**What is being asked**. Extract all lines in the data that contain the word "doing".

------ The input ------

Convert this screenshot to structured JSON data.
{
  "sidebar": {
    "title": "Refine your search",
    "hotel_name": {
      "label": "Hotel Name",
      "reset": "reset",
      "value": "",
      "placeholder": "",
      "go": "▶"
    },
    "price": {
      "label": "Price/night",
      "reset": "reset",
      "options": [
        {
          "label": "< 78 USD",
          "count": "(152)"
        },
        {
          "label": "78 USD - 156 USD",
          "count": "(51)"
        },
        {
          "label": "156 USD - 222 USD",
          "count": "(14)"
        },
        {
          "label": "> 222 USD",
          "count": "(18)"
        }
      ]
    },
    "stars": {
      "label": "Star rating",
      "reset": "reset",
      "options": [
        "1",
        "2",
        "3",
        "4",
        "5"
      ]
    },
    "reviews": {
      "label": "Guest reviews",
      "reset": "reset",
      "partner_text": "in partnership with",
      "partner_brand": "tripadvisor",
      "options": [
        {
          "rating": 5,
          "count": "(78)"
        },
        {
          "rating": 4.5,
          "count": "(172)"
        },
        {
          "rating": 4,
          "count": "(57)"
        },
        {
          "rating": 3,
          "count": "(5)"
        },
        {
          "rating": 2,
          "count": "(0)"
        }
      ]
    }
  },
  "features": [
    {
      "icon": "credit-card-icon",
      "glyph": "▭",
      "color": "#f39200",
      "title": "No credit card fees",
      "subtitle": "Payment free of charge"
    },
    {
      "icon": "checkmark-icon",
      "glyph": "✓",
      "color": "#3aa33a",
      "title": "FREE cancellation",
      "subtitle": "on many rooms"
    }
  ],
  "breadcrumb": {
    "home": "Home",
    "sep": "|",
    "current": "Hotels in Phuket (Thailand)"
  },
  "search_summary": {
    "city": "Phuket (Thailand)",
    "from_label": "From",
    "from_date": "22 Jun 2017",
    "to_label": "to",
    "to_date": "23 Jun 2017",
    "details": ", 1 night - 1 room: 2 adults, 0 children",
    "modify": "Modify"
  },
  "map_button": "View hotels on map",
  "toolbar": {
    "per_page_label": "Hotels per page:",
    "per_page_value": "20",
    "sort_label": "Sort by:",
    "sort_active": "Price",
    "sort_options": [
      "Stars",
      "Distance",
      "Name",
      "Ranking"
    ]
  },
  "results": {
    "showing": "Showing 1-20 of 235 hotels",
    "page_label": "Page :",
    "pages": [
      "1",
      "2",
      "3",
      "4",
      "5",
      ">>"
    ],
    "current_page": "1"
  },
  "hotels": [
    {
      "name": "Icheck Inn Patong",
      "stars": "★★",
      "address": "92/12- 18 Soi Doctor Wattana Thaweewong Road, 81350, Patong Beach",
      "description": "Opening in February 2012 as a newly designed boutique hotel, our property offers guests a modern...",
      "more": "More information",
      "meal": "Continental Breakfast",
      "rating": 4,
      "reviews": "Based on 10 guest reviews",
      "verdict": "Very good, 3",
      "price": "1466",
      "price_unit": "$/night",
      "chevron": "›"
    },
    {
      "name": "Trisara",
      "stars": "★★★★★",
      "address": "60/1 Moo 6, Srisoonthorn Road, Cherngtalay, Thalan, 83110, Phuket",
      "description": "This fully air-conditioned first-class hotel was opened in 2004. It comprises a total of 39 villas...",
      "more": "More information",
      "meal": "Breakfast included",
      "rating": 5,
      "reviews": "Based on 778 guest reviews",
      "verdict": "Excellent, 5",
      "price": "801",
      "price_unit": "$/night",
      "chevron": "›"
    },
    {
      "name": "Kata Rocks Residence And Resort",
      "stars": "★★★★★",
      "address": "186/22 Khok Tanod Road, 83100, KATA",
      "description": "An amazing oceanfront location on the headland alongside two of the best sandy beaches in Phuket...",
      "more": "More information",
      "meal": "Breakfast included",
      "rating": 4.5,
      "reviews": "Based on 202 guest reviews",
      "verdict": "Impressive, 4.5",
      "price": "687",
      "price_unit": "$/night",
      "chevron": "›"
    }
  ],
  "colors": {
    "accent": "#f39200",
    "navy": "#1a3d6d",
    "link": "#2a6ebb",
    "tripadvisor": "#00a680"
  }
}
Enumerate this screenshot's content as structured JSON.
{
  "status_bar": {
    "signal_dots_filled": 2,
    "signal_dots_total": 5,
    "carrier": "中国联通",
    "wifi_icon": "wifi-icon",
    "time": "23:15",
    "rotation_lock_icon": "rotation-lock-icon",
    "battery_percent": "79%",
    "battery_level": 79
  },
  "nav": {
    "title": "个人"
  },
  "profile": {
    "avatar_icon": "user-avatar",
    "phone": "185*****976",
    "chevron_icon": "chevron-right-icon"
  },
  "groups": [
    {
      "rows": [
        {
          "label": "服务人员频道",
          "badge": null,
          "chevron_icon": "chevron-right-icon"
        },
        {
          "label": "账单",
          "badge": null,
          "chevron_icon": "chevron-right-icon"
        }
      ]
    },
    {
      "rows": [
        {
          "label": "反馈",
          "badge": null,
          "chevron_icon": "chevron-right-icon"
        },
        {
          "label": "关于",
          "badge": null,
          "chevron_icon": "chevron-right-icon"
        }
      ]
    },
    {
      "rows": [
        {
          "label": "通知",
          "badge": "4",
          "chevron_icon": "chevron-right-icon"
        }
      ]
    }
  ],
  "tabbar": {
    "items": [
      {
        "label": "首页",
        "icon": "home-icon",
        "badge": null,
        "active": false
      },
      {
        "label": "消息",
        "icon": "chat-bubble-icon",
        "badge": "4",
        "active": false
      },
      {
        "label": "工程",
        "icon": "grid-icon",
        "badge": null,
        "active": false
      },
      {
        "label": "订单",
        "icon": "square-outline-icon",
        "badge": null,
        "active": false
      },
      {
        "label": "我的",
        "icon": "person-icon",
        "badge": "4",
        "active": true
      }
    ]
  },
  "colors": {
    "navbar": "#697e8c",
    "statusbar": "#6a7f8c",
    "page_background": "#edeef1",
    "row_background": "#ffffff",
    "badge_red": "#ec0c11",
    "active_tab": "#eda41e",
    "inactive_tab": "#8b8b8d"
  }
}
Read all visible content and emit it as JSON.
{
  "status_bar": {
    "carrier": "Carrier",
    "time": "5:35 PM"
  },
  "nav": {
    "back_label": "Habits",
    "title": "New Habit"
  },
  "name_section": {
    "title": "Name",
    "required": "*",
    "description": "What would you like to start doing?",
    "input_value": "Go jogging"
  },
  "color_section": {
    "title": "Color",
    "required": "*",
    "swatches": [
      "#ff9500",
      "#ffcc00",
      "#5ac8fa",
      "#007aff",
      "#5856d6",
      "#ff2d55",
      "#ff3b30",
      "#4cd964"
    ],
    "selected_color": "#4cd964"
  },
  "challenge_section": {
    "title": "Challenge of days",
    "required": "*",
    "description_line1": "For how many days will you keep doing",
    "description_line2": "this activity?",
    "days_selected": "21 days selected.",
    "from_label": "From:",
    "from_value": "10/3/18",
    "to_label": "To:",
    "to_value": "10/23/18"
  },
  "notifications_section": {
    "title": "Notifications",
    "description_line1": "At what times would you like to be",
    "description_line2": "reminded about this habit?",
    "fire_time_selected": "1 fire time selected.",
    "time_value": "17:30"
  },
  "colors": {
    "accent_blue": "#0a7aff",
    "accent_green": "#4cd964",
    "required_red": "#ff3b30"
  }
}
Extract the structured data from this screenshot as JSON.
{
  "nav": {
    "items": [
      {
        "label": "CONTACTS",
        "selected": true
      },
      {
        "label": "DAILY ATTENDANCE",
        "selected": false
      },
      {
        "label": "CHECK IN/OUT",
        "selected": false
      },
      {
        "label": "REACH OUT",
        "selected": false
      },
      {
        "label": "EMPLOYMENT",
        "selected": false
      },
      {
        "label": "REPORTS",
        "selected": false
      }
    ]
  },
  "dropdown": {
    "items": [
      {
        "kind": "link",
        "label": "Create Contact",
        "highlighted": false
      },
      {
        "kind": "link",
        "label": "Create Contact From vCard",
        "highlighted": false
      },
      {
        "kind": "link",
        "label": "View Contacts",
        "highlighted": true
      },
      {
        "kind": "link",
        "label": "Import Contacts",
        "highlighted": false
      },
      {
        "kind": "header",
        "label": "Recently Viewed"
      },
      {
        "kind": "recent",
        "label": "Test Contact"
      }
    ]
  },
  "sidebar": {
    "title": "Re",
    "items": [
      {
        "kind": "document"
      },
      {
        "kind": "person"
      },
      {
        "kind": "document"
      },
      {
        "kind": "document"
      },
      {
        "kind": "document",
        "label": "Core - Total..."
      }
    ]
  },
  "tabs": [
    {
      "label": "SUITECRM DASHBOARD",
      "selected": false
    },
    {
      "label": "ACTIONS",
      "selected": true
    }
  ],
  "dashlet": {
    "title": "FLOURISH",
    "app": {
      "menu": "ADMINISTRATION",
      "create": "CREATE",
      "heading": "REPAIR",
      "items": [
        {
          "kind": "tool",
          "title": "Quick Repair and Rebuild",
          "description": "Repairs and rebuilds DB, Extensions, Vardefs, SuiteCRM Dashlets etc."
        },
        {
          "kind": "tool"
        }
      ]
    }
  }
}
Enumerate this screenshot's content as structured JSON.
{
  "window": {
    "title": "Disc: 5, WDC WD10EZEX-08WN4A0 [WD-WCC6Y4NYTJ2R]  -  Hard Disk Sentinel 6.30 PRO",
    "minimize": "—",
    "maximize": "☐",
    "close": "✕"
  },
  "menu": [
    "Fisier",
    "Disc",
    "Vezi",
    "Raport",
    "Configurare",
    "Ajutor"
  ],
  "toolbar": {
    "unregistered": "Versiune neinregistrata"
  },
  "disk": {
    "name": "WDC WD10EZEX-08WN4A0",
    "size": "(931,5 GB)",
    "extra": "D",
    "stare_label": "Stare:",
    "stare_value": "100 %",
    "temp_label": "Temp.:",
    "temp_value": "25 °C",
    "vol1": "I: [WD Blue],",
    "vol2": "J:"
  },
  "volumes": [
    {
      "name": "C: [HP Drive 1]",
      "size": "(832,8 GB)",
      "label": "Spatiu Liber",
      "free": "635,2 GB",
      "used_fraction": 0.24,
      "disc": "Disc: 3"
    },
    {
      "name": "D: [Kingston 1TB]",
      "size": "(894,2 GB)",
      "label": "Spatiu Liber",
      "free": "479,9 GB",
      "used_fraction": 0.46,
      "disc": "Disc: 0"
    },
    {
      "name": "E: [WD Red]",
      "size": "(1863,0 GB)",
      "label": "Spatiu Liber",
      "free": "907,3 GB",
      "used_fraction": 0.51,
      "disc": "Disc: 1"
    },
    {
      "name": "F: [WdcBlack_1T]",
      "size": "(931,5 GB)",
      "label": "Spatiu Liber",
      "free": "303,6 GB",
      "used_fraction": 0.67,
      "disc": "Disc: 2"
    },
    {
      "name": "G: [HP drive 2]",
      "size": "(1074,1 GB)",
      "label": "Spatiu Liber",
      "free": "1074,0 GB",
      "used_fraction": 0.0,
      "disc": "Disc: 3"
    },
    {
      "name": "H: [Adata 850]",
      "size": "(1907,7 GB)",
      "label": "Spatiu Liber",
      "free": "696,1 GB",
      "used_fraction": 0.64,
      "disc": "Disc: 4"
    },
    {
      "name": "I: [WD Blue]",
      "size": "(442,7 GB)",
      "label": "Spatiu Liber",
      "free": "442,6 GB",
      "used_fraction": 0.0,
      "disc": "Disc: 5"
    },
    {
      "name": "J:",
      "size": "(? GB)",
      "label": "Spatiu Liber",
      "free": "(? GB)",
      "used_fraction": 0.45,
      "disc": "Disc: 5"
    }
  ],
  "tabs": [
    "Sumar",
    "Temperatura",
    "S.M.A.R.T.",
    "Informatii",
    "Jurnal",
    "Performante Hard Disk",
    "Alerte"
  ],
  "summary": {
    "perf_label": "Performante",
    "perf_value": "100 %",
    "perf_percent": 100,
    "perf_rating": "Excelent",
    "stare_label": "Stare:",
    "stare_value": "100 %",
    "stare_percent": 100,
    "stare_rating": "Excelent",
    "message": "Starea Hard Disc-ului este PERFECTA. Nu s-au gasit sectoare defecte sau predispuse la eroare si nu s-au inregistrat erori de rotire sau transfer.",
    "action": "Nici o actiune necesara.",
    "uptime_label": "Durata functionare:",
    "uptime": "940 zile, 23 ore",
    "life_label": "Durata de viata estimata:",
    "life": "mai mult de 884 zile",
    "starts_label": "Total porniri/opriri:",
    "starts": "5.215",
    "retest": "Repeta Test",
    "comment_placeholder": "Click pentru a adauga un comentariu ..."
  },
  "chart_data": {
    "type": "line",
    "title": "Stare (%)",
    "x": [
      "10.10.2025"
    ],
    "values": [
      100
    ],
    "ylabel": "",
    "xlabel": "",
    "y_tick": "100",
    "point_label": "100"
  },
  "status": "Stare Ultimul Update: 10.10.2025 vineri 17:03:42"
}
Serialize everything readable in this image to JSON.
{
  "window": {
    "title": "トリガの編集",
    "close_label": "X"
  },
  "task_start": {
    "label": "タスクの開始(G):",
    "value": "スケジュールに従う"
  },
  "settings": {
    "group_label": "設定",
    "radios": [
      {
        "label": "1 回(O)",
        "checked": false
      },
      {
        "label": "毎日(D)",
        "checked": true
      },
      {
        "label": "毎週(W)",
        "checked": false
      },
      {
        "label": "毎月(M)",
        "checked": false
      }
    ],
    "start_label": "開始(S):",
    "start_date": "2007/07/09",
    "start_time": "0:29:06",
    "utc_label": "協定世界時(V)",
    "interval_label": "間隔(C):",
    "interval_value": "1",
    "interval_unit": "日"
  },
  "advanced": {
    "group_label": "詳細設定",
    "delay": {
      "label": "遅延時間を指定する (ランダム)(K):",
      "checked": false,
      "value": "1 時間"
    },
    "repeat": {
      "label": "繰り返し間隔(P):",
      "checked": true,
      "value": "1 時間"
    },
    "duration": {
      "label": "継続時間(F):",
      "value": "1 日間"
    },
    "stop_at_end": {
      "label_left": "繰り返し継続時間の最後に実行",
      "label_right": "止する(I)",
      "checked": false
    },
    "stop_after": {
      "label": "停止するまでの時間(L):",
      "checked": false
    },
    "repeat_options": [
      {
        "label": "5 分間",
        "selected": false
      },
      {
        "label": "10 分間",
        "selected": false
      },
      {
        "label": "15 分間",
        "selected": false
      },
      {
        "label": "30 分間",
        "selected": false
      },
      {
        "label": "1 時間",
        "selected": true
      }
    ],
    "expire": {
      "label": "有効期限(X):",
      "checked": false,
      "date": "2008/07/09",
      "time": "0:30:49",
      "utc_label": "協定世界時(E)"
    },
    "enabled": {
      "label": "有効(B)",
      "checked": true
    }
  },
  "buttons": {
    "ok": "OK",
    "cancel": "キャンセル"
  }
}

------

**Solved problem**.
    "description": "What would you like to start doing?",
    "description_line1": "For how many days will you keep doing",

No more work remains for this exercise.